Return all records exactly. Nothing may be added.

Dataset rows for apps and sites
....
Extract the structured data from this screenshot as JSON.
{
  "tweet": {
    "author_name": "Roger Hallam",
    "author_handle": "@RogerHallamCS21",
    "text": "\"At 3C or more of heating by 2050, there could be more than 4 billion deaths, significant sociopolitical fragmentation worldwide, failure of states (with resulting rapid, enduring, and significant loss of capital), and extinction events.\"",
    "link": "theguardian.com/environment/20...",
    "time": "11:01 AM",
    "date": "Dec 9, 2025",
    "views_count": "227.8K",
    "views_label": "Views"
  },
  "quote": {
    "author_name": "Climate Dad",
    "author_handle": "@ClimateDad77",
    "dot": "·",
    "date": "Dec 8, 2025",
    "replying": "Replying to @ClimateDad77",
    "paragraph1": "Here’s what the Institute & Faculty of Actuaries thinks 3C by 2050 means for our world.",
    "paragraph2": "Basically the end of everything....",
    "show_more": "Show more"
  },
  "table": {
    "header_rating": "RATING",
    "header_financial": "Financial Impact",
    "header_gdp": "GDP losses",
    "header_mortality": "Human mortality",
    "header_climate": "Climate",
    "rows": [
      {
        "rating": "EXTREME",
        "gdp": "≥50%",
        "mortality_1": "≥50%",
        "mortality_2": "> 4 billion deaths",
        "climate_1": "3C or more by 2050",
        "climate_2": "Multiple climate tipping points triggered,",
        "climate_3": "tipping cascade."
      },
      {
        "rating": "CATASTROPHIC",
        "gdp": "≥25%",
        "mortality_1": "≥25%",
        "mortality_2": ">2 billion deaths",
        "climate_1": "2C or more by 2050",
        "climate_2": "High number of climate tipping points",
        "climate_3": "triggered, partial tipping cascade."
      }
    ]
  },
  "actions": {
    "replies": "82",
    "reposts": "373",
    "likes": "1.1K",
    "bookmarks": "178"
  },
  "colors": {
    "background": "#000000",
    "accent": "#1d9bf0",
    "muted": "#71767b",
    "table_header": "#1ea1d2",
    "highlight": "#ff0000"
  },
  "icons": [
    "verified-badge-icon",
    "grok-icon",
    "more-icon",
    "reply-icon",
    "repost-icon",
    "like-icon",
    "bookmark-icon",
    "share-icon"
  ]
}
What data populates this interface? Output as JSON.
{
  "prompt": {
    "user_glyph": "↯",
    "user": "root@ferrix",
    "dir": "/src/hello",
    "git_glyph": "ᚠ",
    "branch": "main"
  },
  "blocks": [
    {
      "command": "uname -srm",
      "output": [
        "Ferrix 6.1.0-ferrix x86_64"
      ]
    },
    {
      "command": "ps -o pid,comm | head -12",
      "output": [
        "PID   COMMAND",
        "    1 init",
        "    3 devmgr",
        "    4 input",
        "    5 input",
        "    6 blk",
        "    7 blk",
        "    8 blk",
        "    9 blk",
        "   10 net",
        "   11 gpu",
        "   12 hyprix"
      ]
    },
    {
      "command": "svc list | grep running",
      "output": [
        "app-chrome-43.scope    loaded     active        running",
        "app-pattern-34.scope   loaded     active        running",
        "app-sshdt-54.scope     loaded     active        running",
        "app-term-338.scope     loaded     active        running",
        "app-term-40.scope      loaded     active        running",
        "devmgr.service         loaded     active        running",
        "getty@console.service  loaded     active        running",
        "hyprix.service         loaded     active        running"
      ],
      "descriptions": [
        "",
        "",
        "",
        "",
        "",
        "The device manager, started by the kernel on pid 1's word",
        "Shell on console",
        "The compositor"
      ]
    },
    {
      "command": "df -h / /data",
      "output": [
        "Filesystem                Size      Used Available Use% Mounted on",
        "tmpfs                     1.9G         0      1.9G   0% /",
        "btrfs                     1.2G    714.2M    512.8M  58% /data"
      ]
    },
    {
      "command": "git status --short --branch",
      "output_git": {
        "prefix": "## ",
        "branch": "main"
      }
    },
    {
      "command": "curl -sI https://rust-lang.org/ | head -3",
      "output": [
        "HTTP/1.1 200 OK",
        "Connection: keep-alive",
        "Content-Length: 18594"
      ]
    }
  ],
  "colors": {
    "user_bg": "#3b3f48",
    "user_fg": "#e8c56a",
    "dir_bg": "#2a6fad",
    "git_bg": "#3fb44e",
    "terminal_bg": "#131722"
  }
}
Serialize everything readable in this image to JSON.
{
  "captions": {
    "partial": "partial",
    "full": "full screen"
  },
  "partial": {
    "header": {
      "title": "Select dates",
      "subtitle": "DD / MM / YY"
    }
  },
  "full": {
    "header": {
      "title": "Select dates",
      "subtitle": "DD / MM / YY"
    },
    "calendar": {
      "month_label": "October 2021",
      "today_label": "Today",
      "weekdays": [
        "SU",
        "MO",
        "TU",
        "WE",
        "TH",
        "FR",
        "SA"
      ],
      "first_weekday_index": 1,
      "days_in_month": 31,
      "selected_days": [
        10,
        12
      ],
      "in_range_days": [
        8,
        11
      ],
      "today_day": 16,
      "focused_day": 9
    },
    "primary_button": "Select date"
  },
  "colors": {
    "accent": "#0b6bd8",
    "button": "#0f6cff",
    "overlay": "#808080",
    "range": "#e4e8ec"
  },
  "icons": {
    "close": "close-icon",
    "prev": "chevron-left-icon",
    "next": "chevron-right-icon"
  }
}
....
» **Response to this task**:
Extract the structured data from this screenshot as JSON.
{
  "tweet": {
    "author_name": "Roger Hallam",
    "author_handle": "@RogerHallamCS21",
    "text": "\"At 3C or more of heating by 2050, there could be more than 4 billion deaths, significant sociopolitical fragmentation worldwide, failure of states (with resulting rapid, enduring, and significant loss of capital), and extinction events.\"",
    "link": "theguardian.com/environment/20...",
    "time": "11:01 AM",
    "date": "Dec 9, 2025",
    "views_count": "227.8K",
    "views_label": "Views"
  },
  "quote": {
    "author_name": "Climate Dad",
    "author_handle": "@ClimateDad77",
    "dot": "·",
    "date": "Dec 8, 2025",
    "replying": "Replying to @ClimateDad77",
    "paragraph1": "Here’s what the Institute & Faculty of Actuaries thinks 3C by 2050 means for our world.",
    "paragraph2": "Basically the end of everything....",
    "show_more": "Show more"
  },
  "table": {
    "header_rating": "RATING",
    "header_financial": "Financial Impact",
    "header_gdp": "GDP losses",
    "header_mortality": "Human mortality",
    "header_climate": "Climate",
    "rows": [
      {
        "rating": "EXTREME",
        "gdp": "≥50%",
        "mortality_1": "≥50%",
        "mortality_2": "> 4 billion deaths",
        "climate_1": "3C or more by 2050",
        "climate_2": "Multiple climate tipping points triggered,",
        "climate_3": "tipping cascade."
      },
      {
        "rating": "CATASTROPHIC",
        "gdp": "≥25%",
        "mortality_1": "≥25%",
        "mortality_2": ">2 billion deaths",
        "climate_1": "2C or more by 2050",
        "climate_2": "High number of climate tipping points",
        "climate_3": "triggered, partial tipping cascade."
      }
    ]
  },
  "actions": {
    "replies": "82",
    "reposts": "373",
    "likes": "1.1K",
    "bookmarks": "178"
  },
  "colors": {
    "background": "#000000",
    "accent": "#1d9bf0",
    "muted": "#71767b",
    "table_header": "#1ea1d2",
    "highlight": "#ff0000"
  },
  "icons": [
    "verified-badge-icon",
    "grok-icon",
    "more-icon",
    "reply-icon",
    "repost-icon",
    "like-icon",
    "bookmark-icon",
    "share-icon"
  ]
}
What data populates this interface? Output as JSON.
{
  "prompt": {
    "user_glyph": "↯",
    "user": "root@ferrix",
    "dir": "/src/hello",
    "git_glyph": "ᚠ",
    "branch": "main"
  },
  "blocks": [
    {
      "command": "uname -srm",
      "output": [
        "Ferrix 6.1.0-ferrix x86_64"
      ]
    },
    {
      "command": "ps -o pid,comm | head -12",
      "output": [
        "PID   COMMAND",
        "    1 init",
        "    3 devmgr",
        "    4 input",
        "    5 input",
        "    6 blk",
        "    7 blk",
        "    8 blk",
        "    9 blk",
        "   10 net",
        "   11 gpu",
        "   12 hyprix"
      ]
    },
    {
      "command": "svc list | grep running",
      "output": [
        "app-chrome-43.scope    loaded     active        running",
        "app-pattern-34.scope   loaded     active        running",
        "app-sshdt-54.scope     loaded     active        running",
        "app-term-338.scope     loaded     active        running",
        "app-term-40.scope      loaded     active        running",
        "devmgr.service         loaded     active        running",
        "getty@console.service  loaded     active        running",
        "hyprix.service         loaded     active        running"
      ],
      "descriptions": [
        "",
        "",
        "",
        "",
        "",
        "The device manager, started by the kernel on pid 1's word",
        "Shell on console",
        "The compositor"
      ]
    },
    {
      "command": "df -h / /data",
      "output": [
        "Filesystem                Size      Used Available Use% Mounted on",
        "tmpfs                     1.9G         0      1.9G   0% /",
        "btrfs                     1.2G    714.2M    512.8M  58% /data"
      ]
    },
    {
      "command": "git status --short --branch",
      "output_git": {
        "prefix": "## ",
        "branch": "main"
      }
    },
    {
      "command": "curl -sI https://rust-lang.org/ | head -3",
      "output": [
        "HTTP/1.1 200 OK",
        "Connection: keep-alive",
        "Content-Length: 18594"
      ]
    }
  ],
  "colors": {
    "user_bg": "#3b3f48",
    "user_fg": "#e8c56a",
    "dir_bg": "#2a6fad",
    "git_bg": "#3fb44e",
    "terminal_bg": "#131722"
  }
}
Serialize everything readable in this image to JSON.
{
  "captions": {
    "partial": "partial",
    "full": "full screen"
  },
  "partial": {
    "header": {
      "title": "Select dates",
      "subtitle": "DD / MM / YY"
    }
  },
  "full": {
    "header": {
      "title": "Select dates",
      "subtitle": "DD / MM / YY"
    },
    "calendar": {
      "month_label": "October 2021",
      "today_label": "Today",
      "weekdays": [
        "SU",
        "MO",
        "TU",
        "WE",
        "TH",
        "FR",
        "SA"
      ],
      "first_weekday_index": 1,
      "days_in_month": 31,
      "selected_days": [
        10,
        12
      ],
      "in_range_days": [
        8,
        11
      ],
      "today_day": 16,
      "focused_day": 9
    },
    "primary_button": "Select date"
  },
  "colors": {
    "accent": "#0b6bd8",
    "button": "#0f6cff",
    "overlay": "#808080",
    "range": "#e4e8ec"
  },
  "icons": {
    "close": "close-icon",
    "prev": "chevron-left-icon",
    "next": "chevron-right-icon"
  }
}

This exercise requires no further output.